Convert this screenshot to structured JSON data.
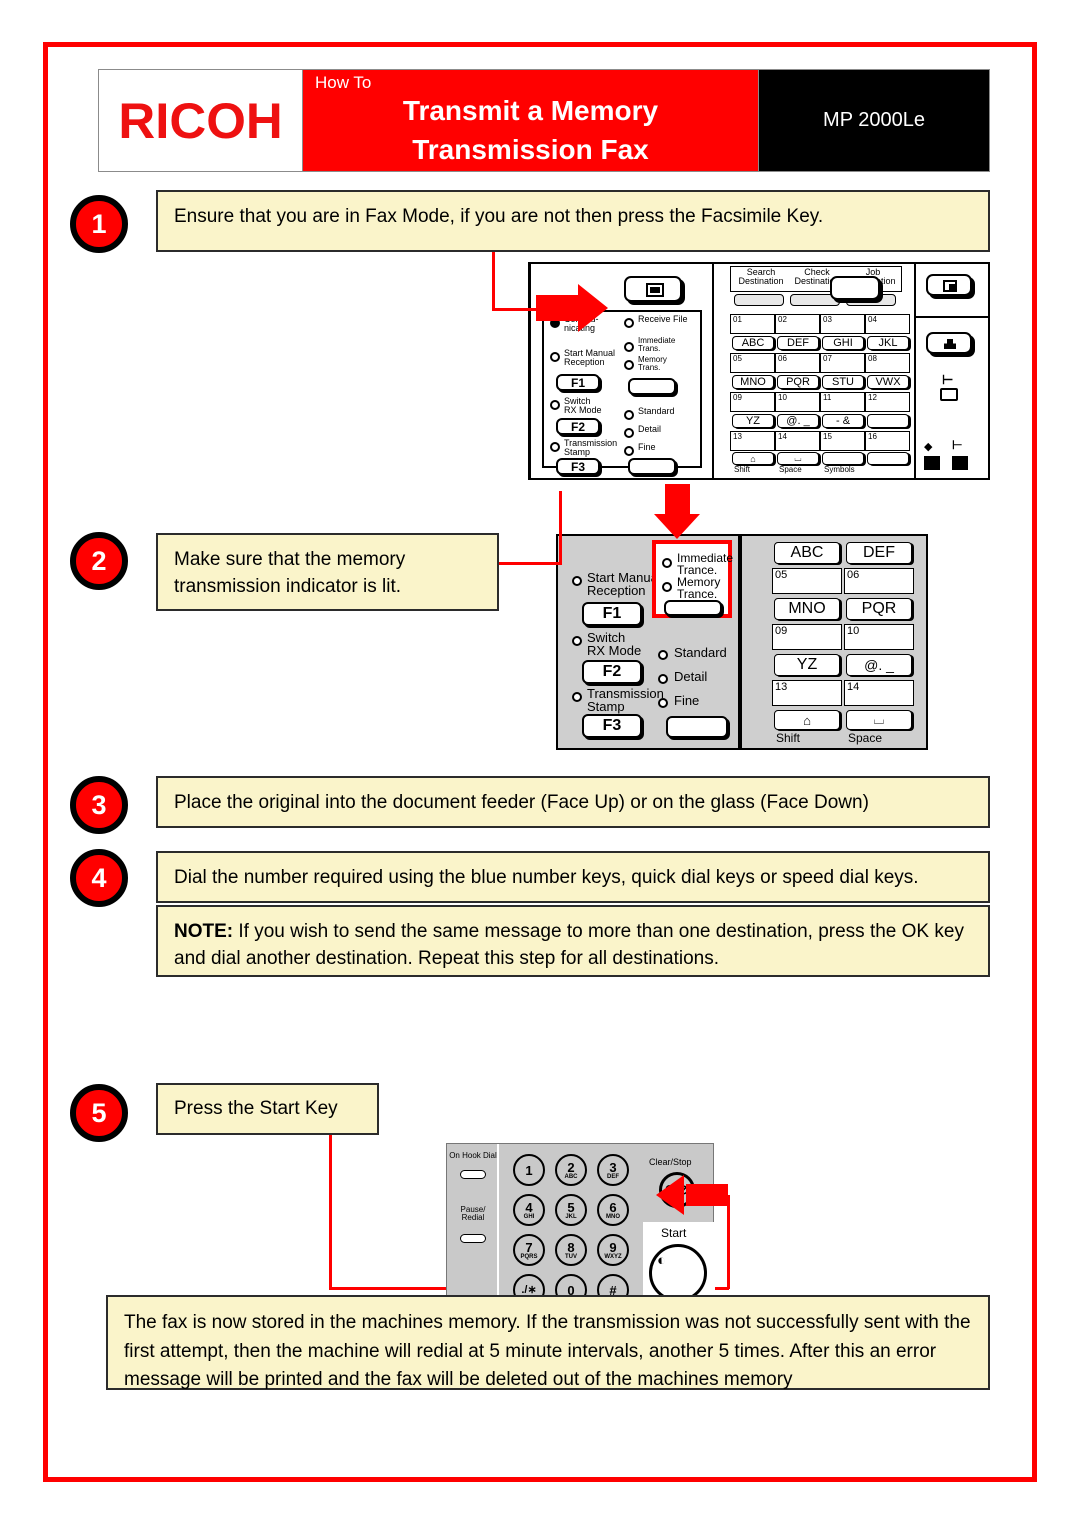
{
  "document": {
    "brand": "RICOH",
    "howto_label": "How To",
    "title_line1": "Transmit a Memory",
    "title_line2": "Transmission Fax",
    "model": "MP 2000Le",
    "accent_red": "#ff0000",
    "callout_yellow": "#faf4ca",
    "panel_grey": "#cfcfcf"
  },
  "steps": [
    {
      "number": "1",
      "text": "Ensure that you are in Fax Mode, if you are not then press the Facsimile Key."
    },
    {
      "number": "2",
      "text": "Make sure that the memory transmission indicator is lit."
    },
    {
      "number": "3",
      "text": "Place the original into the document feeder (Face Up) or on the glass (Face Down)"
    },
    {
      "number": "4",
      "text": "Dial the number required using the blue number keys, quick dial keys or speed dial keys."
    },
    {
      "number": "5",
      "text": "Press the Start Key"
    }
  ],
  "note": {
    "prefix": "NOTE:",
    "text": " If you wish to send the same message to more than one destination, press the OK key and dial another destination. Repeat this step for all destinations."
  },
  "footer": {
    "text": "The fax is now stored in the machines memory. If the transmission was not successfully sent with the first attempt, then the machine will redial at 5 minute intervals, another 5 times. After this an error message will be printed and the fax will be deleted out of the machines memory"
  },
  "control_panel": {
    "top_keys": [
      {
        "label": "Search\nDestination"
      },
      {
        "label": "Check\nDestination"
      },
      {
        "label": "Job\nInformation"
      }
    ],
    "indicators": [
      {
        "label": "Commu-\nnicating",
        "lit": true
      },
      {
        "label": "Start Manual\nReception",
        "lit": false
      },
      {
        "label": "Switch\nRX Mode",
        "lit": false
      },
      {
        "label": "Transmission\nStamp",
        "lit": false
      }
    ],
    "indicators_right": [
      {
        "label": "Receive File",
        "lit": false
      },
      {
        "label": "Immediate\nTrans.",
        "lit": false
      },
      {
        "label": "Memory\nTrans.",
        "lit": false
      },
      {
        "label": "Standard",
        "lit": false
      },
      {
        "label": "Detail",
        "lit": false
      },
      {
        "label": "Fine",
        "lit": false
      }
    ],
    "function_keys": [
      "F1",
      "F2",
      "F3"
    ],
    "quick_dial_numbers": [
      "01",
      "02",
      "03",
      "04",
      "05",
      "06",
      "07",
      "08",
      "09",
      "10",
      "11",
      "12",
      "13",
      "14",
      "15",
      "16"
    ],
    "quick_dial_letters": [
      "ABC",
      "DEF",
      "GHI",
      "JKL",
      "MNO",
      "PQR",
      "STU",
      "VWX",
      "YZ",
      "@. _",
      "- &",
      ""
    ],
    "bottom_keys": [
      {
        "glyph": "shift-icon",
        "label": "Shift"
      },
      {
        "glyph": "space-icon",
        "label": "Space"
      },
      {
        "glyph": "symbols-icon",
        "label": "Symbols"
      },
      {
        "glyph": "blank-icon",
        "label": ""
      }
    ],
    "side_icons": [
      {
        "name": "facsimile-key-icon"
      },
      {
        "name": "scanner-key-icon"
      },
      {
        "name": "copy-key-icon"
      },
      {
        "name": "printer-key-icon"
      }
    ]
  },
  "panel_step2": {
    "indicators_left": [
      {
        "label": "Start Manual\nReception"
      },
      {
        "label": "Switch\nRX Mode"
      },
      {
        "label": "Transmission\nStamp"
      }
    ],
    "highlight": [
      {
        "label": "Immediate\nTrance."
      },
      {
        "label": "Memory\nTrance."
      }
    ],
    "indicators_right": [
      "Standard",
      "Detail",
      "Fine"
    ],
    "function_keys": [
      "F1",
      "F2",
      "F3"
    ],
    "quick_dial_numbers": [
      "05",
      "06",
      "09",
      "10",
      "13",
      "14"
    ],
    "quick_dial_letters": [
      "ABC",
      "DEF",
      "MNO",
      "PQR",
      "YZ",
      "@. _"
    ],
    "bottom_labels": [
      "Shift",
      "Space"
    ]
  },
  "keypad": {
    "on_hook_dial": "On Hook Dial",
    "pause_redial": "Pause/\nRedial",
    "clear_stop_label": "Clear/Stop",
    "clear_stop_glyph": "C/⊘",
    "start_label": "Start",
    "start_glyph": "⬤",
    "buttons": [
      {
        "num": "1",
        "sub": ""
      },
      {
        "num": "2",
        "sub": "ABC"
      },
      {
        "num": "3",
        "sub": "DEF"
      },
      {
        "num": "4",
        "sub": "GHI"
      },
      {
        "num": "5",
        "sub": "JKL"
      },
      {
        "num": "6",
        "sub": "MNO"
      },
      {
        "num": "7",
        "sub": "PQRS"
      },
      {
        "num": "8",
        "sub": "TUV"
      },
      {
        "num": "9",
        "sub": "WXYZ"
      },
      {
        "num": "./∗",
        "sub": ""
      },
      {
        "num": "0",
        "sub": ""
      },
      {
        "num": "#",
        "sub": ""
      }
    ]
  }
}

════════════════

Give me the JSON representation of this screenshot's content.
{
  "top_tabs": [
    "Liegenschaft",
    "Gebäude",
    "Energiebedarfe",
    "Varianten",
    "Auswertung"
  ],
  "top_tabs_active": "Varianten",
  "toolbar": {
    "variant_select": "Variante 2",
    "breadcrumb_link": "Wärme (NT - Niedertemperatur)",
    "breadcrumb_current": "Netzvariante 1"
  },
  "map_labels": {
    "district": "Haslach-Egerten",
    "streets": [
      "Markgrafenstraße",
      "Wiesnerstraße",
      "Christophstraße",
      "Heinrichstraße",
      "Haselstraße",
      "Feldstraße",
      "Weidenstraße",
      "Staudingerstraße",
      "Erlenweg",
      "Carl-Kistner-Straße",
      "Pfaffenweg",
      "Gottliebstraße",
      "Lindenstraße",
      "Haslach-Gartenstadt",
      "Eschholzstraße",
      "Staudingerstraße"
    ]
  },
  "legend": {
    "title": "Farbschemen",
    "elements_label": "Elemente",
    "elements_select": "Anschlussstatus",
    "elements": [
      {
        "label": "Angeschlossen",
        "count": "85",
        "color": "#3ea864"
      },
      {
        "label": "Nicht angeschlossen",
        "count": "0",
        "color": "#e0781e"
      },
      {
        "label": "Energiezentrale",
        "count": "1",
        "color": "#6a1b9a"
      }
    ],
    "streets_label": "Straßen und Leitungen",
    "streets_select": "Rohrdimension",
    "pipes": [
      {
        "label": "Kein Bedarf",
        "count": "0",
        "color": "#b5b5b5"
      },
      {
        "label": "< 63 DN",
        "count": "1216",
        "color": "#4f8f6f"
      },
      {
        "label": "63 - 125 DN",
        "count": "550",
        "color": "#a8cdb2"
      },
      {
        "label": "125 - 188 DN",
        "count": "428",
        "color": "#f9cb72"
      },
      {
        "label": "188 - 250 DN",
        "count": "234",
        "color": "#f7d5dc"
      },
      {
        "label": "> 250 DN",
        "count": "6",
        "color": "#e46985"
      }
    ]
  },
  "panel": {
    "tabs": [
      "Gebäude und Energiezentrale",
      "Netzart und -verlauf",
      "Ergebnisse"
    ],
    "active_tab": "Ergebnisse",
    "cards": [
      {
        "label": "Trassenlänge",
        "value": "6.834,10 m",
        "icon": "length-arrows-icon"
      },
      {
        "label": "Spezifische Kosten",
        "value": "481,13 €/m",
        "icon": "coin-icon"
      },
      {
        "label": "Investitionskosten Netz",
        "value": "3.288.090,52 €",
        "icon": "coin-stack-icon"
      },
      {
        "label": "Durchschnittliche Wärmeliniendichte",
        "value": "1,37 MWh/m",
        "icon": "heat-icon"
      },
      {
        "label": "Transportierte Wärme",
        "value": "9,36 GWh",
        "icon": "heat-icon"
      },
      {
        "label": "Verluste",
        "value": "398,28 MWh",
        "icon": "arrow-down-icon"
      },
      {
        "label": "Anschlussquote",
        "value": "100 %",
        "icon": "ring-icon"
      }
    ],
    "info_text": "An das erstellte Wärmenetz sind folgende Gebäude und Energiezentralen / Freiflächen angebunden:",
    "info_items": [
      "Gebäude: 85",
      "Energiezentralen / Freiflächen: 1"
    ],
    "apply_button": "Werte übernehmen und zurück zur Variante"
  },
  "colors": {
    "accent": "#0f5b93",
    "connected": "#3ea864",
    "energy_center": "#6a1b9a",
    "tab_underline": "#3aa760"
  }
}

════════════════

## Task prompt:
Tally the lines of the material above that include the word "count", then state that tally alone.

## Answer space:
9